Alternative route via Bai Tien Sa
Tien Sa lies to the west of the Son Tra peninsula and is accessed from Da Nang via Ngo Quyen Road, which runs inland parallel to the coastal Son Tra access road Hoang Sa Road. If you follow this road to the left and continue for 500 metres you’ll find the Son Tra Tien Sa lighthouse and the French War cemetery.
Set 223 metres above sea level at the top of Hon Son Tra in the fishing port of Bai Tien Sa, the lighthouse was built in the 1950s by the French during their shortlived occupancy of Son Tra. The 16-metre tall, colonial-style lighthouse makes for a worthwhile stop if you are doing the shorter Son Tra loop. Near here is a small chapel and cemetery – the final 19th century resting place of the French and Spanish soldiers left behind during the French’s unsuccessful attempt to take Da Nang in 1859. The story goes that after 18 long months of battling to breakthrough the Vietnamese siege line, the French evacuated the area unopposed, leaving behind a small garrison, chapel and grave yard.
The site is voluntarily tended to by a local fisherman; if he’s here when you visit you are in luck as he’ll give you a tour of the area. To find the chapel just as you approach Tien Sa Beach, keep an eye out for a 500-metre high ‘hill’ to the right – among the foliage you’ll see a white crucifix and the chapel lies just behind this.
This route otherwise takes you on a westerly loop of the peninsula through Tien Sa port, up to Bai Da Den (Black Stone) and then east through some incredible jungle landscape. Just as the three golf balls come into view the road forks the the left and this will take you on the complete Son Tra loop. The right-hand fork takes you through national park area back to your original start point. This is a beautiful less-visited (and much shorter) loop offering up stunning stretches of beach, viewpoints and nature walks along with some war relics left over from the French occupation.
Exploring Son Tra peninsula is best done by a motorbike as some of the roads, like the one leading to the Banyan Tree, or the Lighthouse, are hardly accessible for a taxi. Driving a scooter around the area is a great adventure.

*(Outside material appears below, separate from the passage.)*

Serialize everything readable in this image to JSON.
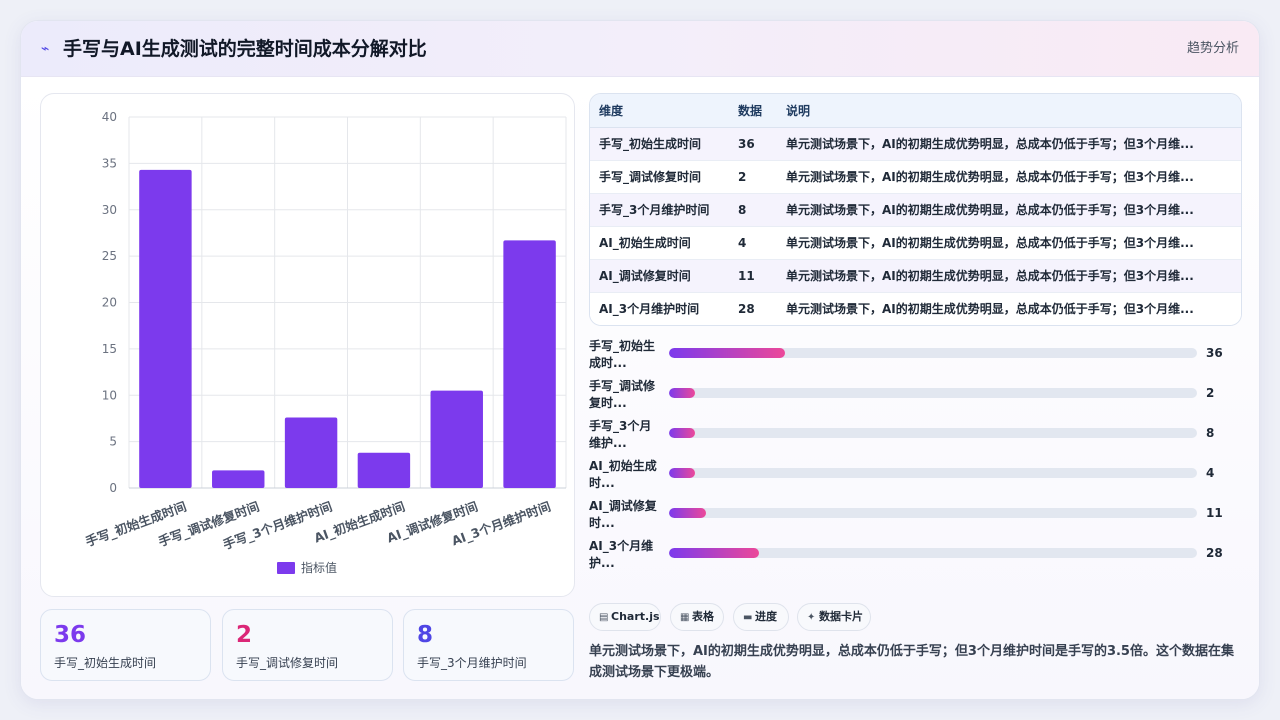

The roads here are almost empty, there is no traffic and it is safe to drive. However, remember that your scooter should have good brakes and should be working well enough to manage to drive up a steep hill.
Petrol can only be bought at the Son Tra peninsula. If you are afraid of getting low on gas, take some empty bottles with you and fill them with petrol, too.
You might be interested: Guide to Motorbike Rental in Da Nang
However, if you would like to visit only the Linh Ung Pagoda the easiest way to get to the Linh Ung Pagoda (Lady Buddha) on Son Tra peninsula is by taking the bright pink Coco Tour Bus, which runs in a route directly to the temple.
What to take
You should take sunscreen and better shoes than sandals, or flip-flops. There are no hiking opportunities, but you might have to ‘fight’ some gravel, sand and rocks to get some photos of the magnificent views. Having a GPS on your phone and a map of the area is great, too. There are no good signs around the Son Tra peninsula and it’s easy to get lost.